The first human case of bird influenza in seven years has been diagnosed in Hong Kong. A 59-year-old woman was hospitalized in serious condition after a trip to mainland China. Her illness was diagnosed as influenza A (H5), a variant of bird flu. It was unclear where she had contracted the disease.
Avian influenza does not normally infect species other than birds and pigs. But humans came down with bird flu in Hong Kong in 1997, with the H5N1 strain infecting 18 humans, six of whom died. Then, people became infected after coming into close contact with live infected poultry. Genetic studies showed the virus had jumped from birds to humans, and caused severe illness with high mortality.
Infection triggers a wide spectrum of symptoms in birds, ranging from mild illness to a highly contagious and rapidly fatal disease resulting in epidemics.
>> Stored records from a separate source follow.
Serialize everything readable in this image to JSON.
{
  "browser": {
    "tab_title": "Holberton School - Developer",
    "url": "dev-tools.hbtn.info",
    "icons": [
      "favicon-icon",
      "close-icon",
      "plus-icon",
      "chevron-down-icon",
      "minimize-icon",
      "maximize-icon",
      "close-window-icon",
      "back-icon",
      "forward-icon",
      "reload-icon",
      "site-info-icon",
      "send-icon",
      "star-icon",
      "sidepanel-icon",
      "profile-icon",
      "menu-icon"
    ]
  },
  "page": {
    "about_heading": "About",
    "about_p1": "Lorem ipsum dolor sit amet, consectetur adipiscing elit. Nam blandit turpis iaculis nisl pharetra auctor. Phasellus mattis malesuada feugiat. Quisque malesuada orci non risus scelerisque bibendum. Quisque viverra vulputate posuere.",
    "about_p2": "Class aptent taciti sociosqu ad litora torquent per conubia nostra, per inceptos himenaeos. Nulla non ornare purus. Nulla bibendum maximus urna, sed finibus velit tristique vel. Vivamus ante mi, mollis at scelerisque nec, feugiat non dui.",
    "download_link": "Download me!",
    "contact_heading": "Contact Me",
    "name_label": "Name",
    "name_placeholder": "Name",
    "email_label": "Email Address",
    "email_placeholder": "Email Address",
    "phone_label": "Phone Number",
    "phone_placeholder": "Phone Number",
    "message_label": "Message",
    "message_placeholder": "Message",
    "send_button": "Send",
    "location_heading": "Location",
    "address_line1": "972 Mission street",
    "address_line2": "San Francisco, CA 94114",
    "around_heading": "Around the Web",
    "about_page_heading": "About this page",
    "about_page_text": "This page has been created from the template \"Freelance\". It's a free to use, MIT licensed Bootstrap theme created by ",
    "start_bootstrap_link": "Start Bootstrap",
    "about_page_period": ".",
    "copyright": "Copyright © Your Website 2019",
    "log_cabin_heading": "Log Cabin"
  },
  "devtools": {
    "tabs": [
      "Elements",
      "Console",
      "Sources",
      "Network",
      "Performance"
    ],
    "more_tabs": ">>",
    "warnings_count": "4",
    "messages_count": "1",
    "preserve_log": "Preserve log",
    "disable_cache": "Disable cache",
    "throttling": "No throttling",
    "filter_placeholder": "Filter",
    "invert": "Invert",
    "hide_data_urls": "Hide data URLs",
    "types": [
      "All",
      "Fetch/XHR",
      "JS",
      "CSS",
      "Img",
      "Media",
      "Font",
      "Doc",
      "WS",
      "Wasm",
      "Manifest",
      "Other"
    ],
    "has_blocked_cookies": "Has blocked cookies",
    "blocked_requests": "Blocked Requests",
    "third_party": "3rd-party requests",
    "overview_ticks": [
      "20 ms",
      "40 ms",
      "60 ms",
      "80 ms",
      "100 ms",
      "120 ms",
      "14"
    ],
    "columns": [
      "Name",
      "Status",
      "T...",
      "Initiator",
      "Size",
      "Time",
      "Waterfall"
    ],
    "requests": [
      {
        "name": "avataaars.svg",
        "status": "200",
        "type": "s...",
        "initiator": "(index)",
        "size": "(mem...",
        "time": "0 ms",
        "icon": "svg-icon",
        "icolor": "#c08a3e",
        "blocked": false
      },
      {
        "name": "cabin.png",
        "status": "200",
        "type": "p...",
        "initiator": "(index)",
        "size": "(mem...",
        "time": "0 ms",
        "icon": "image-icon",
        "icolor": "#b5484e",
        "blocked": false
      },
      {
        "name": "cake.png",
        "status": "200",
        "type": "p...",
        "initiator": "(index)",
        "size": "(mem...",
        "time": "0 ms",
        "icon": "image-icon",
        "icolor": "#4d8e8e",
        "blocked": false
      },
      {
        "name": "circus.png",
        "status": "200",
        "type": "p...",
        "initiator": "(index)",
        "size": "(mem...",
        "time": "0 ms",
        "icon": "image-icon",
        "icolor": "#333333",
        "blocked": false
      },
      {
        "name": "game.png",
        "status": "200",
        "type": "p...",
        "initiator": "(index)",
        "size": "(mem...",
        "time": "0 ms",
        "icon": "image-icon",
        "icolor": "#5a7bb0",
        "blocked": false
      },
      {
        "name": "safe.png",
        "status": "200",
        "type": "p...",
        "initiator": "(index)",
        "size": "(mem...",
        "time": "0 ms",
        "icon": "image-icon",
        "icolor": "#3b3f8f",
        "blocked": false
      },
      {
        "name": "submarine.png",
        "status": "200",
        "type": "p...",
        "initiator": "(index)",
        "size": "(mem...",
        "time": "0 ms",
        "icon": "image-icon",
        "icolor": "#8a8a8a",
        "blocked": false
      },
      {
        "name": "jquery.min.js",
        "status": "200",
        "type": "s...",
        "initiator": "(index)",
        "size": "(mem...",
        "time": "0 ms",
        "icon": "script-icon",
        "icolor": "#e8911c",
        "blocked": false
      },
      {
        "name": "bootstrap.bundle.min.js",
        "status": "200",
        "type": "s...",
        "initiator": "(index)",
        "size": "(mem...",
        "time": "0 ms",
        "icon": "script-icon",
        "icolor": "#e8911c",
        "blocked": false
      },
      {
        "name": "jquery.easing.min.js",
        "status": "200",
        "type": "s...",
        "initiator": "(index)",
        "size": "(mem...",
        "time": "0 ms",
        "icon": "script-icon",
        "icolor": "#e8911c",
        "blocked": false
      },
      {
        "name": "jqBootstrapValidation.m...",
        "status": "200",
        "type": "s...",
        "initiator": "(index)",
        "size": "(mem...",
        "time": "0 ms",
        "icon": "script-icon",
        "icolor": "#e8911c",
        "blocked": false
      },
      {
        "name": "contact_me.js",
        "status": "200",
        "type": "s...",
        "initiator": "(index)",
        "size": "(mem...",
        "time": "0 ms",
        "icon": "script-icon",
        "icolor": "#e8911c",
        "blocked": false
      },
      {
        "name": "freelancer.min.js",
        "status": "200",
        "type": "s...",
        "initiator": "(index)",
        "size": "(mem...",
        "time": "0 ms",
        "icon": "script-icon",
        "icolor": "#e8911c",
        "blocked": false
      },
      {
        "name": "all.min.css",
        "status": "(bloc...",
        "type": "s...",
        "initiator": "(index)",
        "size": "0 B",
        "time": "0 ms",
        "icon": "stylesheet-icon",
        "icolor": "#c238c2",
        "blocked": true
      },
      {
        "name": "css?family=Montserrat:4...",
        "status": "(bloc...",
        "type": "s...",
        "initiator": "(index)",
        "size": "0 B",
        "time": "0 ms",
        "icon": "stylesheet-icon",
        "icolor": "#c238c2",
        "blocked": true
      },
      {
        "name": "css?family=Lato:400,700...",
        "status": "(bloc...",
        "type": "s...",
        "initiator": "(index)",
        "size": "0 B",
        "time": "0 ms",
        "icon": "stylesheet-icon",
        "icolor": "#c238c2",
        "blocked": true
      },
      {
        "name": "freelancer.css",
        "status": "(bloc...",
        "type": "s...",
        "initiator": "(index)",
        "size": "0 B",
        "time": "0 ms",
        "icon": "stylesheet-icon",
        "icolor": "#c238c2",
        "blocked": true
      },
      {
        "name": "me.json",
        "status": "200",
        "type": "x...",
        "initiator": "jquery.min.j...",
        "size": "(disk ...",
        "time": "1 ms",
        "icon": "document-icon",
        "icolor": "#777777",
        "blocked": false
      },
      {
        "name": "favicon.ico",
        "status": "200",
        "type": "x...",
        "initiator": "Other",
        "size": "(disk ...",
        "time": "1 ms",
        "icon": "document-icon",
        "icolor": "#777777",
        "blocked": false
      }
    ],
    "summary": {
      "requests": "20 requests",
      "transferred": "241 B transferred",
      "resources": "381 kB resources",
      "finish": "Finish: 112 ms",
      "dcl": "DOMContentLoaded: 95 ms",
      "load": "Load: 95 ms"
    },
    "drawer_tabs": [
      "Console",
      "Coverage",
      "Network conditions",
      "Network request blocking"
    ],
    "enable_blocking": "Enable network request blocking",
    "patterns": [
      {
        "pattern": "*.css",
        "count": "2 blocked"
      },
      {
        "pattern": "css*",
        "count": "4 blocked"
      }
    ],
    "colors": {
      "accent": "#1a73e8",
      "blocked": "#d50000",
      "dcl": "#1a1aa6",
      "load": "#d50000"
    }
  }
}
In severe cases, the flu is characterized by a sudden onset of severe illness, and rapid death, with a mortality that can approach 100 percent.